Marac says it's "very pleased" with investor uptake of its non-Crown guaranteed deposits but bemoans that the guarantee has led to some investors' failing to do their homework and investing in some financial institutions solely because they are guaranteed.
Marac funding manager Stuart Mainwaring says the finance company has received about NZ$2 million of funds per week since re-offering non-Crown guaranteed retail deposits in January and has about NZ$50 million in total now invested in them. The comments came in the Pyne Gould Corporation owned Marac's quarterly investor newsletter.
Peter Sikora, Standard & Poor's director of financial institutions ratings for Australia and New Zealand, recently told interest.co.nz the credit rating agency was closely monitoring the volume of debenture rollovers finance companies face just prior to the end of the Crown retail deposit guarantee schemes.
“Clearly at some stage the finance companies will need to start living in a world without the benefit of a government guarantee,” Sikora said.
“There will come a time next year, even for those who have been accepted into the extended guarantee, where we’re going to need to see evidence of then being able to raise non-guaranteed funding. And absent that ability downward rating pressure is certainly not off the table.”
Marac is covered by the initial Crown retail deposit guarantee scheme that expires on October 12 and has also been accepted into the extended scheme which runs from October 12 until December 31 next year. It has a BB+ rating from S&P.
Marac is offering 7.25% for non-guaranteed 18 month debentures and 4% for guaranteed debentures. See all bank and building society debenture and deposit rates here.

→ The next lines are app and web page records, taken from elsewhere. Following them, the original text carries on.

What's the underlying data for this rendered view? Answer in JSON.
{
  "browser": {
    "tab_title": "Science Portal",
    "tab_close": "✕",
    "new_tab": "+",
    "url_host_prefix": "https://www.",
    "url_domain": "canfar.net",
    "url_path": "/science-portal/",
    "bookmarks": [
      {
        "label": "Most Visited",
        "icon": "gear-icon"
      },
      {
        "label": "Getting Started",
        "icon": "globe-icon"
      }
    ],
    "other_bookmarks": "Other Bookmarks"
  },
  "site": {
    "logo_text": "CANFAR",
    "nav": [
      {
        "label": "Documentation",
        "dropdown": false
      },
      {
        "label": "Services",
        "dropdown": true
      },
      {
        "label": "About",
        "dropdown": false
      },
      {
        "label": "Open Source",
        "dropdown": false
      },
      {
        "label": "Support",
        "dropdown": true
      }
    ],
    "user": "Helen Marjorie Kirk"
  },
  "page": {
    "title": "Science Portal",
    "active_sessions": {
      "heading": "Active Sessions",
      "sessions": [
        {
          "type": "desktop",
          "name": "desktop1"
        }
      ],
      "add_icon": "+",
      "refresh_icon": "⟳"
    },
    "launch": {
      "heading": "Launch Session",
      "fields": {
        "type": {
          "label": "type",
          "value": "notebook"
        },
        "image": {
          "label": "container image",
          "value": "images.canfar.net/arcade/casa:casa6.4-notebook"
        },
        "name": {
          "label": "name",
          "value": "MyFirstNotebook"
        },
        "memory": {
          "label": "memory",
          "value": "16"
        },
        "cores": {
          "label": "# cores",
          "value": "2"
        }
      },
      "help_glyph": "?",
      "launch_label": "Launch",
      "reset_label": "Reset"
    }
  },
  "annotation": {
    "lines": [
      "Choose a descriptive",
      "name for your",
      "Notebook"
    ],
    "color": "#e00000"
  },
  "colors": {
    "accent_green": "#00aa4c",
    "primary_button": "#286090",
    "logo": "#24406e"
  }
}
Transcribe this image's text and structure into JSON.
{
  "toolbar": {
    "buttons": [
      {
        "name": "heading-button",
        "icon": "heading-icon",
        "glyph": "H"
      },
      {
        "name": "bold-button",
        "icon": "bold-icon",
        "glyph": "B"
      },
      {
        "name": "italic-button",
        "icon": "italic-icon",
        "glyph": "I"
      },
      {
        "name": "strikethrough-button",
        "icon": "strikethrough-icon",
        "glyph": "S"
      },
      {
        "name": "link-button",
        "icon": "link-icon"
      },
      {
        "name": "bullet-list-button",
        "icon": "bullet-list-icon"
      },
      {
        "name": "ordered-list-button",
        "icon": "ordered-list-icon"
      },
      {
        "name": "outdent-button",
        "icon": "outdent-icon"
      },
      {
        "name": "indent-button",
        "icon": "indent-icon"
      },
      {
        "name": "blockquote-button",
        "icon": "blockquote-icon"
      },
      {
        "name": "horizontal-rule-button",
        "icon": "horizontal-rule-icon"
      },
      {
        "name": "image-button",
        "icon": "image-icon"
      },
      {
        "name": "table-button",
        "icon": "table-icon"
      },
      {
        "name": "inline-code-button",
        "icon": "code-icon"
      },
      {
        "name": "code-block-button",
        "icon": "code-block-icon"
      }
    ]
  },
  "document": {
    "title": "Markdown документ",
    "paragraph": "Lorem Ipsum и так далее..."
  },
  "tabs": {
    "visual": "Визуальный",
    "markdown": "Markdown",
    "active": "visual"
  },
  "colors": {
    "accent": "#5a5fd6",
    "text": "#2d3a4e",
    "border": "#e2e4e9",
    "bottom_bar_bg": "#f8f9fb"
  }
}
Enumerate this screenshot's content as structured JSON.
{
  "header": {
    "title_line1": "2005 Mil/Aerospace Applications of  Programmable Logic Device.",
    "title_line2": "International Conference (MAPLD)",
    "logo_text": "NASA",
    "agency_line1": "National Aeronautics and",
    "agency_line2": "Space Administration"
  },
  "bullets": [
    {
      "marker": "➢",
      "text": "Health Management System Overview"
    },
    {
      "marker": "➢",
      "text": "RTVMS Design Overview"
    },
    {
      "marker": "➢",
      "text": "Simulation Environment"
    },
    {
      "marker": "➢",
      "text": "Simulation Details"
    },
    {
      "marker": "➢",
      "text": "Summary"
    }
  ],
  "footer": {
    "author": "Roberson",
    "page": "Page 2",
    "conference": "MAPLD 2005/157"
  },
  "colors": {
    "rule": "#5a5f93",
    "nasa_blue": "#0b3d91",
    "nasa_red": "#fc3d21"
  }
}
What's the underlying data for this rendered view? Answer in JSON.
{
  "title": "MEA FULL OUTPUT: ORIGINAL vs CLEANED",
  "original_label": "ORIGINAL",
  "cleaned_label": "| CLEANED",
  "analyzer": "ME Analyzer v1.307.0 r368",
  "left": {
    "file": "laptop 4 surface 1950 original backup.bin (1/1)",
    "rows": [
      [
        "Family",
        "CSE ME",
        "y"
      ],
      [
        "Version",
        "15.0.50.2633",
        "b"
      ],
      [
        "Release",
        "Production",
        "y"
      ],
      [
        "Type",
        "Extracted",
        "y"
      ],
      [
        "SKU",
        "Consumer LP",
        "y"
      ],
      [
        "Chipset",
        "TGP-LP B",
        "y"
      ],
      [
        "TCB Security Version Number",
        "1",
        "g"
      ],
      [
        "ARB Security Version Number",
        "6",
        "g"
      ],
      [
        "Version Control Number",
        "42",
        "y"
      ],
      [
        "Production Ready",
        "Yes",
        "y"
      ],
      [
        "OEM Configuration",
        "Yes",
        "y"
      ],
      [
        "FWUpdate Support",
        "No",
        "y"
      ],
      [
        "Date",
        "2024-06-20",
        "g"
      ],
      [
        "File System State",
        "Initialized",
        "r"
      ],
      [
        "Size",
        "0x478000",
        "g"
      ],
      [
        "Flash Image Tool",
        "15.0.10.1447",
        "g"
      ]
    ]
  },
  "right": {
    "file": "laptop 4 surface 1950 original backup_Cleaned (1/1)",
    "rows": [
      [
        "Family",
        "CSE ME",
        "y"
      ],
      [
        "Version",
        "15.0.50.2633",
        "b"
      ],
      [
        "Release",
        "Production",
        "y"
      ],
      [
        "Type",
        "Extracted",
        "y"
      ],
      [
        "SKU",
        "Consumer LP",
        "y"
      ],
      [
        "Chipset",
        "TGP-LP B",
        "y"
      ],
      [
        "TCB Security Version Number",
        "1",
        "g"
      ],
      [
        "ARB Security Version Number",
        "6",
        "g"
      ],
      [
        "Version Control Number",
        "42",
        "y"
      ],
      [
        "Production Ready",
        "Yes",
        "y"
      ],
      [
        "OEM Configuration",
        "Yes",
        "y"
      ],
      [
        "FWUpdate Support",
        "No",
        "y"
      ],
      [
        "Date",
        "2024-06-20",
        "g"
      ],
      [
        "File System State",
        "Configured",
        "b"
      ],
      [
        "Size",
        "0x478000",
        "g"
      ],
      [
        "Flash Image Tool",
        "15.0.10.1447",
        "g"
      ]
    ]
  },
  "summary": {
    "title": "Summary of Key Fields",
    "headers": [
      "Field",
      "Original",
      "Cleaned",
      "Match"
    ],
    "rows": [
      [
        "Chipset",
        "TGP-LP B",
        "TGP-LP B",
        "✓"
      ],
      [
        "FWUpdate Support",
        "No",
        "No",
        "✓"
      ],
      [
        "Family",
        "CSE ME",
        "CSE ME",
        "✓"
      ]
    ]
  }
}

Its parent PGC is in talks with the Southern Cross Building Society and Canterbury Building Society about a merger, incorporating Marac, to create a Heartland Bank.
Meanwhile, Marac also said in its newsletter that a large number of investors were currently relying on the Crown guarantee for the security of their investments even though it would be gone at the end of 2011 and the major banks were unlikely to be covered beyond October 12.
"The guarantee has led some investors to skip ‘doing their homework’ on a financial institution," Marac said.
"Instead, they are simply asking 'do you have the Crown guarantee?'."
It noted that before the guarantee was introduced in October 2008, investors' had to do their research and learn about the company behind their investment. This included the company’s financial performance, credit rating and the investment’s security ranking.
"It’s increasingly important that investors ask these and other such questions as the guarantee is phased out," Marac said.